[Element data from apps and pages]
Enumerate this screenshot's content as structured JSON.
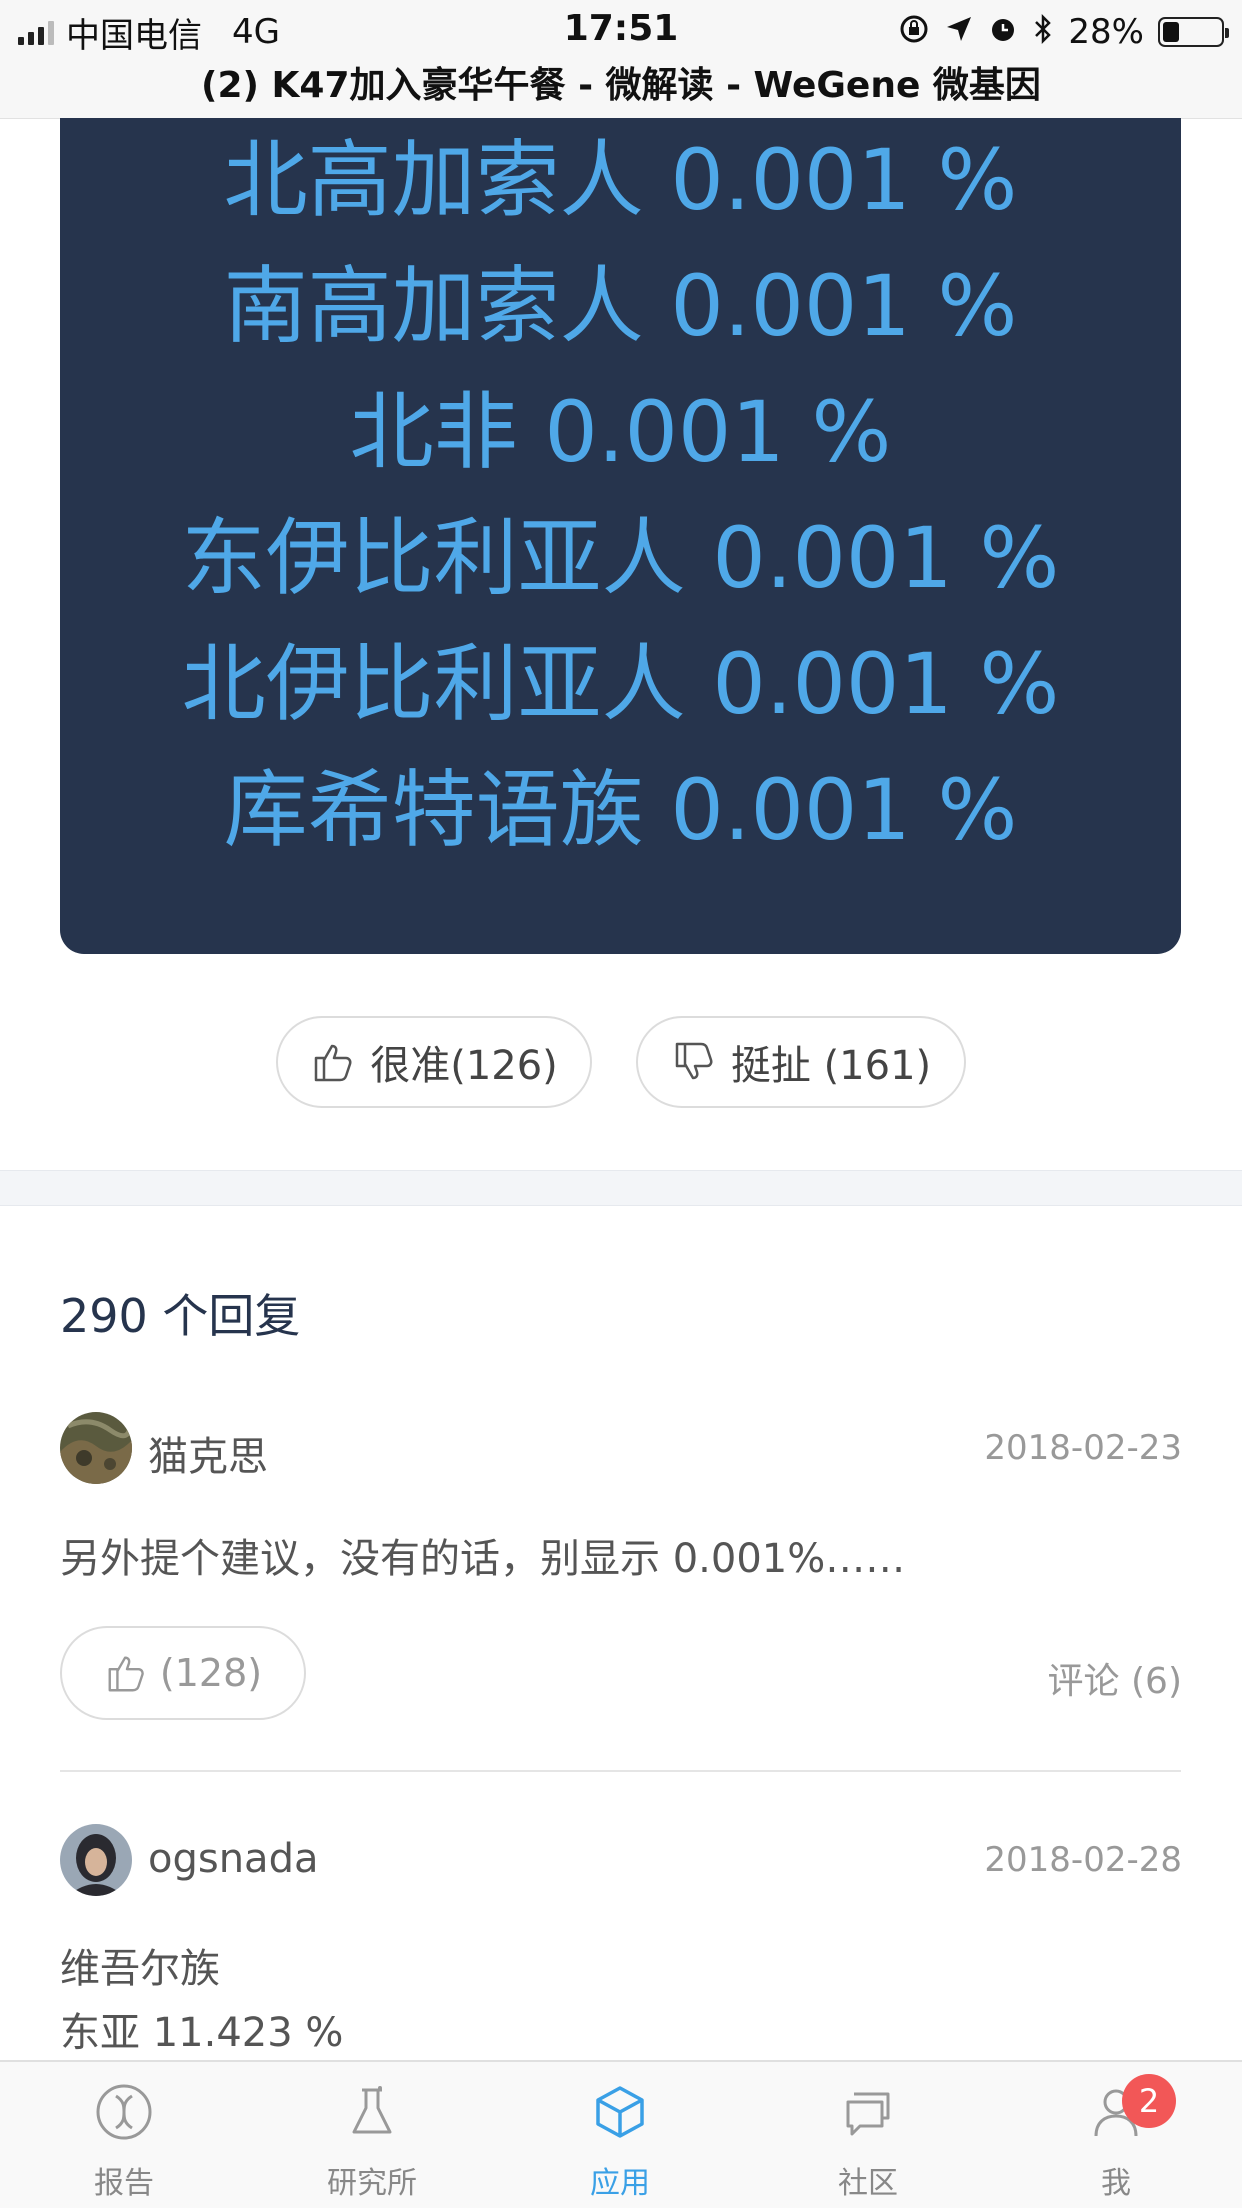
{
  "status_bar": {
    "carrier": "中国电信",
    "network": "4G",
    "time": "17:51",
    "battery": "28%",
    "battery_level": 0.28
  },
  "page_title": "(2) K47加入豪华午餐 - 微解读 - WeGene 微基因",
  "ancestry_results": [
    "北高加索人 0.001 %",
    "南高加索人 0.001 %",
    "北非 0.001 %",
    "东伊比利亚人 0.001 %",
    "北伊比利亚人 0.001 %",
    "库希特语族 0.001 %"
  ],
  "votes": {
    "accurate_label": "很准(126)",
    "inaccurate_label": "挺扯 (161)"
  },
  "reply_count": "290 个回复",
  "comments": [
    {
      "username": "猫克思",
      "date": "2018-02-23",
      "text": "另外提个建议，没有的话，别显示 0.001%……",
      "likes": "(128)",
      "comments_link": "评论 (6)"
    },
    {
      "username": "ogsnada",
      "date": "2018-02-28",
      "text_line1": "维吾尔族",
      "text_line2": "东亚 11.423 %"
    }
  ],
  "tabbar": {
    "items": [
      {
        "label": "报告",
        "icon": "dna-icon"
      },
      {
        "label": "研究所",
        "icon": "flask-icon"
      },
      {
        "label": "应用",
        "icon": "cube-icon"
      },
      {
        "label": "社区",
        "icon": "chat-icon"
      },
      {
        "label": "我",
        "icon": "user-icon"
      }
    ],
    "active": "应用",
    "badge": "2"
  },
  "colors": {
    "card_bg": "#26344d",
    "result_text": "#4fa8e8",
    "accent": "#3aa0e6",
    "badge": "#f25757"
  }
}
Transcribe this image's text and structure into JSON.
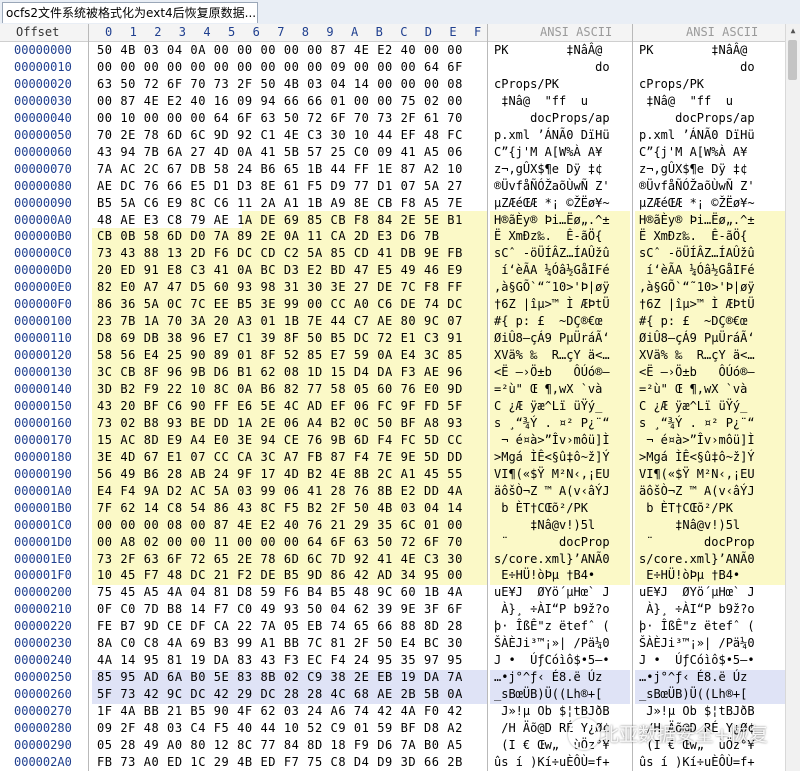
{
  "tab": {
    "title": "ocfs2文件系统被格式化为ext4后恢复原数据..."
  },
  "header": {
    "offset": "Offset",
    "hex_cols": [
      "0",
      "1",
      "2",
      "3",
      "4",
      "5",
      "6",
      "7",
      "8",
      "9",
      "A",
      "B",
      "C",
      "D",
      "E",
      "F"
    ],
    "ansi1": "ANSI ASCII",
    "ansi2": "ANSI ASCII"
  },
  "rows": [
    {
      "off": "00000000",
      "hex": "50 4B 03 04 0A 00 00 00 00 00 87 4E E2 40 00 00",
      "txt": "PK        ‡NâÂ@"
    },
    {
      "off": "00000010",
      "hex": "00 00 00 00 00 00 00 00 00 00 09 00 00 00 64 6F",
      "txt": "              do"
    },
    {
      "off": "00000020",
      "hex": "63 50 72 6F 70 73 2F 50 4B 03 04 14 00 00 00 08",
      "txt": "cProps/PK"
    },
    {
      "off": "00000030",
      "hex": "00 87 4E E2 40 16 09 94 66 66 01 00 00 75 02 00",
      "txt": " ‡Nâ@  \"ff  u"
    },
    {
      "off": "00000040",
      "hex": "00 10 00 00 00 64 6F 63 50 72 6F 70 73 2F 61 70",
      "txt": "     docProps/ap"
    },
    {
      "off": "00000050",
      "hex": "70 2E 78 6D 6C 9D 92 C1 4E C3 30 10 44 EF 48 FC",
      "txt": "p.xml ’ÁNÃ0 DïHü"
    },
    {
      "off": "00000060",
      "hex": "43 94 7B 6A 27 4D 0A 41 5B 57 25 C0 09 41 A5 06",
      "txt": "C”{j'M A[W%À A¥"
    },
    {
      "off": "00000070",
      "hex": "7A AC 2C 67 DB 58 24 B6 65 1B 44 FF 1E 87 A2 10",
      "txt": "z¬,gÛX$¶e Dÿ ‡¢"
    },
    {
      "off": "00000080",
      "hex": "AE DC 76 66 E5 D1 D3 8E 61 F5 D9 77 D1 07 5A 27",
      "txt": "®ÜvfåÑÓŽaõÙwÑ Z'"
    },
    {
      "off": "00000090",
      "hex": "B5 5A C6 E9 8C C6 11 2A A1 1B A9 8E CB F8 A5 7E",
      "txt": "µZÆéŒÆ *¡ ©ŽËø¥~"
    },
    {
      "off": "000000A0",
      "hex": "48 AE E3 C8 79 AE 1A DE 69 85 CB F8 84 2E 5E B1",
      "txt": "H®ãÈy® Þi…Ëø„.^±"
    },
    {
      "off": "000000B0",
      "hex": "CB 0B 58 6D D0 7A 89 2E 0A 11 CA 2D E3 D6 7B",
      "txt": "Ë XmÐz‰.  Ê-ãÖ{"
    },
    {
      "off": "000000C0",
      "hex": "73 43 88 13 2D F6 DC CD C2 5A 85 CD 41 DB 9E FB",
      "txt": "sCˆ -öÜÍÂZ…ÍAÛžû"
    },
    {
      "off": "000000D0",
      "hex": "20 ED 91 E8 C3 41 0A BC D3 E2 BD 47 E5 49 46 E9",
      "txt": " í‘èÃA ¼Óâ½GåIFé"
    },
    {
      "off": "000000E0",
      "hex": "82 E0 A7 47 D5 60 93 98 31 30 3E 27 DE 7C F8 FF",
      "txt": "‚à§GÕ`“˜10>'Þ|øÿ"
    },
    {
      "off": "000000F0",
      "hex": "86 36 5A 0C 7C EE B5 3E 99 00 CC A0 C6 DE 74 DC",
      "txt": "†6Z |îµ>™ Ì ÆÞtÜ"
    },
    {
      "off": "00000100",
      "hex": "23 7B 1A 70 3A 20 A3 01 1B 7E 44 C7 AE 80 9C 07",
      "txt": "#{ p: £  ~DÇ®€œ"
    },
    {
      "off": "00000110",
      "hex": "D8 69 DB 38 96 E7 C1 39 8F 50 B5 DC 72 E1 C3 91",
      "txt": "ØiÛ8–çÁ9 PµÜráÃ‘"
    },
    {
      "off": "00000120",
      "hex": "58 56 E4 25 90 89 01 8F 52 85 E7 59 0A E4 3C 85",
      "txt": "XVä% ‰  R…çY ä<…"
    },
    {
      "off": "00000130",
      "hex": "3C CB 8F 96 9B D6 B1 62 08 1D 15 D4 DA F3 AE 96",
      "txt": "<Ë –›Ö±b   ÔÚó®–"
    },
    {
      "off": "00000140",
      "hex": "3D B2 F9 22 10 8C 0A B6 82 77 58 05 60 76 E0 9D",
      "txt": "=²ù\" Œ ¶‚wX `và"
    },
    {
      "off": "00000150",
      "hex": "43 20 BF C6 90 FF E6 5E 4C AD EF 06 FC 9F FD 5F",
      "txt": "C ¿Æ ÿæ^L­ï üŸý_"
    },
    {
      "off": "00000160",
      "hex": "73 02 B8 93 BE DD 1A 2E 06 A4 B2 0C 50 BF A8 93",
      "txt": "s ¸“¾Ý . ¤² P¿¨“"
    },
    {
      "off": "00000170",
      "hex": "15 AC 8D E9 A4 E0 3E 94 CE 76 9B 6D F4 FC 5D CC",
      "txt": " ¬ é¤à>”Îv›môü]Ì"
    },
    {
      "off": "00000180",
      "hex": "3E 4D 67 E1 07 CC CA 3C A7 FB 87 F4 7E 9E 5D DD",
      "txt": ">Mgá ÌÊ<§û‡ô~ž]Ý"
    },
    {
      "off": "00000190",
      "hex": "56 49 B6 28 AB 24 9F 17 4D B2 4E 8B 2C A1 45 55",
      "txt": "VI¶(«$Ÿ M²N‹,¡EU"
    },
    {
      "off": "000001A0",
      "hex": "E4 F4 9A D2 AC 5A 03 99 06 41 28 76 8B E2 DD 4A",
      "txt": "äôšÒ¬Z ™ A(v‹âÝJ"
    },
    {
      "off": "000001B0",
      "hex": "7F 62 14 C8 54 86 43 8C F5 B2 2F 50 4B 03 04 14",
      "txt": " b ÈT†CŒõ²/PK"
    },
    {
      "off": "000001C0",
      "hex": "00 00 00 08 00 87 4E E2 40 76 21 29 35 6C 01 00",
      "txt": "     ‡Nâ@v!)5l"
    },
    {
      "off": "000001D0",
      "hex": "00 A8 02 00 00 11 00 00 00 64 6F 63 50 72 6F 70",
      "txt": " ¨       docProp"
    },
    {
      "off": "000001E0",
      "hex": "73 2F 63 6F 72 65 2E 78 6D 6C 7D 92 41 4E C3 30",
      "txt": "s/core.xml}’ANÃ0"
    },
    {
      "off": "000001F0",
      "hex": "10 45 F7 48 DC 21 F2 DE B5 9D 86 42 AD 34 95 00",
      "txt": " E÷HÜ!òÞµ †B­4•"
    },
    {
      "off": "00000200",
      "hex": "75 45 A5 4A 04 81 D8 59 F6 B4 B5 48 9C 60 1B 4A",
      "txt": "uE¥J  ØYö´µHœ` J"
    },
    {
      "off": "00000210",
      "hex": "0F C0 7D B8 14 F7 C0 49 93 50 04 62 39 9E 3F 6F",
      "txt": " À}¸ ÷ÀI“P b9ž?o"
    },
    {
      "off": "00000220",
      "hex": "FE B7 9D CE DF CA 22 7A 05 EB 74 65 66 88 8D 28",
      "txt": "þ· ÎßÊ\"z ëtefˆ ("
    },
    {
      "off": "00000230",
      "hex": "8A C0 C8 4A 69 B3 99 A1 BB 7C 81 2F 50 E4 BC 30",
      "txt": "ŠÀÈJi³™¡»| /Pä¼0"
    },
    {
      "off": "00000240",
      "hex": "4A 14 95 81 19 DA 83 43 F3 EC F4 24 95 35 97 95",
      "txt": "J •  ÚƒCóìô$•5—•"
    },
    {
      "off": "00000250",
      "hex": "85 95 AD 6A B0 5E 83 8B 02 C9 38 2E EB 19 DA 7A",
      "txt": "…•­j°^ƒ‹ É8.ë Úz"
    },
    {
      "off": "00000260",
      "hex": "5F 73 42 9C DC 42 29 DC 28 28 4C 68 AE 2B 5B 0A",
      "txt": "_sBœÜB)Ü((Lh®+["
    },
    {
      "off": "00000270",
      "hex": "1F 4A BB 21 B5 90 4F 62 03 24 A6 74 42 4A F0 42",
      "txt": " J»!µ Ob $¦tBJðB"
    },
    {
      "off": "00000280",
      "hex": "09 2F 48 03 C4 F5 40 44 10 52 C9 01 59 BF D8 A2",
      "txt": " /H Äõ@D RÉ Y¿Ø¢"
    },
    {
      "off": "00000290",
      "hex": "05 28 49 A0 80 12 8C 77 84 8D 18 F9 D6 7A B0 A5",
      "txt": " (I € Œw„  ùÖz°¥"
    },
    {
      "off": "000002A0",
      "hex": "FB 73 A0 ED 1C 29 4B ED F7 75 C8 D4 D9 3D 66 2B",
      "txt": "ûs í )Kí÷uÈÔÙ=f+"
    }
  ],
  "watermark": {
    "text": "北亚数据安全+恢复"
  }
}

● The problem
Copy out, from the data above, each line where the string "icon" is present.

● Exercise solution
        "icon": "dna-icon"
        "icon": "flask-icon"
        "icon": "cube-icon"
        "icon": "chat-icon"
        "icon": "user-icon"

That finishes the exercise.